Houston, TX based Americana singer-songwriter Angie Goeke just released her new album "If I Were Honest" and to celebrate we asked her to tell us about the song "Farewell". Here is the story:
Thanks for singling me out! The song "Farewell" is one of those little gems that was written in one 30-minute sitting and then forgotten about. Yet, its rediscovery resulted in a rebirth of its own meaning and a powerful reminder of a song's ability to have a life of its own.
It all started when I was attending a house concert a few years ago. The artist ended her set with a song written specifically with the intent of it being her closer. In the lyrics, she thanked her listeners. It was a beautiful way to honor her audience and to complete the evening. I left that night with the sole purpose of writing my own farewell song to my audience.
The next day, I sat down on my back porch with my ukulele and strummed out the beginning chords. And the words and melody just flowed out. I recorded it in an app on my phone. And then I forgot about it!
Fast forward to 2020, when I started discussing making a new album with Mary Bragg. I had a list of ten songs that I wanted to record and sent them to her. She then asked if I would go through and scour all the things I'd ever written, whether complete or partial. That's when I stumbled back upon my scratch recording of "Farewell." I sent it, along with many other little audio clips, to Mary. She recommended we include it on the new record.
Recording "Farewell" in the studio brought the little song back to life. It was a collaborative effort with Ben Garnett on guitars, Lex Price on bass, Bryan Owings on drums, and Mary at the board. I loved that we kept its slow lilt. It feels like walking home from a friend's house at twilight. Its hymn-like structure remained intact, but now with the subtle stylings of the electric guitar and steady shuffle of the drums, new breath filled the song space. However, this was only the beginning of this song's journey.
Months after recording the record in Nashville, a friend of mine lost his father. His dad, Mr. Camper, had been one of my biggest fans.

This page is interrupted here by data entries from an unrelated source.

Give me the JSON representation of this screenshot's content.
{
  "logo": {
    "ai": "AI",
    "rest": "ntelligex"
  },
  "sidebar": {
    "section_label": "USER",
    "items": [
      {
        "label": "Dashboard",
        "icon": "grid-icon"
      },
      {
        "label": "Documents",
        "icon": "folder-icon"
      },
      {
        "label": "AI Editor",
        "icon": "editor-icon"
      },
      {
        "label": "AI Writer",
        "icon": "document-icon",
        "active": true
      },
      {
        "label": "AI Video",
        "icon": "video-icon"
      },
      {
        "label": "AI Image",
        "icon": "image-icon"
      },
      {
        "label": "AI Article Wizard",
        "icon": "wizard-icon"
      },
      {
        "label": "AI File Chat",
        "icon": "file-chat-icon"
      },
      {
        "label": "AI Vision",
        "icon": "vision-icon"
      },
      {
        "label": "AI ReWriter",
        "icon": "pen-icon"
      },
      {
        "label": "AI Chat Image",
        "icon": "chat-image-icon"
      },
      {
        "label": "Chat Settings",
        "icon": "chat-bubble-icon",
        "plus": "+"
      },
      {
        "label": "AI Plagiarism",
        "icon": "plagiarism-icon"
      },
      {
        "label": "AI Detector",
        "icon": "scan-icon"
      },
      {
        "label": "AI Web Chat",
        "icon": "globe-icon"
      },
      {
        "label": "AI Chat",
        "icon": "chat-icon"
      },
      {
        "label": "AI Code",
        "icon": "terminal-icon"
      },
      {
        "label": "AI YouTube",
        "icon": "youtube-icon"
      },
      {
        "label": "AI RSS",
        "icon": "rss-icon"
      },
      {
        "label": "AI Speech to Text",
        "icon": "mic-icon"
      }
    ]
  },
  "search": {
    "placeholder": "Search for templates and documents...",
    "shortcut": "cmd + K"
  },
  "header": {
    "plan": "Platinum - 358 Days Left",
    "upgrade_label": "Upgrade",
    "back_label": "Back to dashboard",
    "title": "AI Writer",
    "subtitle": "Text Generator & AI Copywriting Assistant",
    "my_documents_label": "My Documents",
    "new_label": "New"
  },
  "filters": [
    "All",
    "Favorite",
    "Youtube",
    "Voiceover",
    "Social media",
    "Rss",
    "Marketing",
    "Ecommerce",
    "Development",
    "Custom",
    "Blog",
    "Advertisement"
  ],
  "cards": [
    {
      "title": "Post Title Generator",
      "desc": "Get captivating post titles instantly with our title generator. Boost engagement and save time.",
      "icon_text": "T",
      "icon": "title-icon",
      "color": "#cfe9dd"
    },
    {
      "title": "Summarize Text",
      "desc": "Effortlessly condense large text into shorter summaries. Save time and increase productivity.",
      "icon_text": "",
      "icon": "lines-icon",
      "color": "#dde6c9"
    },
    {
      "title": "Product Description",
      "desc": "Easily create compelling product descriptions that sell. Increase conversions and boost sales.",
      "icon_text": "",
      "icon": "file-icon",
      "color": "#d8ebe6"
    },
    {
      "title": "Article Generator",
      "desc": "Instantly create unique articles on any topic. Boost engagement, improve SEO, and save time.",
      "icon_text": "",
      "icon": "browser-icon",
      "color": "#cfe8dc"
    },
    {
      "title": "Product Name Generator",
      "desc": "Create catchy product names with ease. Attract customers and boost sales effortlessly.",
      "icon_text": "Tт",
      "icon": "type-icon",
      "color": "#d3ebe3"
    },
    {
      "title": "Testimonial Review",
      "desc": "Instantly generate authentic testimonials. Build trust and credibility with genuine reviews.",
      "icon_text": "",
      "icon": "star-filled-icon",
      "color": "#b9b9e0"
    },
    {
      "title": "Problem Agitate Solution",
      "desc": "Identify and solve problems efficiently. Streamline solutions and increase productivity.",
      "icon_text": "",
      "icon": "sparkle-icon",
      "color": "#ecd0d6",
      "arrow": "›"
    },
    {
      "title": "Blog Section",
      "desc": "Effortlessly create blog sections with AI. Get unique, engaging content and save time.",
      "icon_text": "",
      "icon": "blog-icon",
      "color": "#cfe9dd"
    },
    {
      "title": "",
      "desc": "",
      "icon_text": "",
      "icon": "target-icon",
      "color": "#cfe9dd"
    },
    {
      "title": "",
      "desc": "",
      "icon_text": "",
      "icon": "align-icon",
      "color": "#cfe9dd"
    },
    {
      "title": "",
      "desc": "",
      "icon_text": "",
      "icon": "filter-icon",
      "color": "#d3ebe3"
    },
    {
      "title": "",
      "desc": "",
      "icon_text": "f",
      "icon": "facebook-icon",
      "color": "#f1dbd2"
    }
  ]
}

He was a member of our church and every Sunday would tearfully thank me for sharing my voice. He was one of the sweetest men. My friend was telling me about going through his father's belongings and finding a copy of my first EP on his kitchen table. I was humbled that Mr. Camper liked my music so much. It was then that he asked me to sing at the Celebration of Life service. There were a few worship songs that were very meaningful to Mr. Camper, and so I quickly agreed to sing those. But when his son asked if there was an original song of mine that I could sing, I was a little lost. Most of my songs are not appropriate for a funeral. Yet, he insisted that his dad loved my original music and that it would be meaningful to do at least one. "Farewell" came to mind.
As I practiced the song again on my back porch, now with this man in mind, all the lyrics took on a new and more profound meaning. Saying goodbye to an audience at the end of a concert is one thing, but saying goodbye to a sweet man from this earth is another. Now I wasn't just singing about the end of a day, but about the end of a life. I wasn't singing of a hopeful reunion when the morning rises, but a hopeful reunion in a place beyond our earthly home. The lines: "I don't know how to end / To follow the sun, behind earth bend again," became almost unbearable to sing. The song became incredibly impactful for me, and I couldn't imagine it still being buried deep in my phone app.
We closed the service with "Farewell." It was a simple, and meek, rendition with just me and my uke, the way it was first written on my back porch. I will never sing this song the same way. It will forever remind me of Mr. Camper, of my own temporal life, and the living, breathing nature of a song.
Hearing is believing. Now that you know the story behind the song, listen and watch for yourself below and learn more about the album here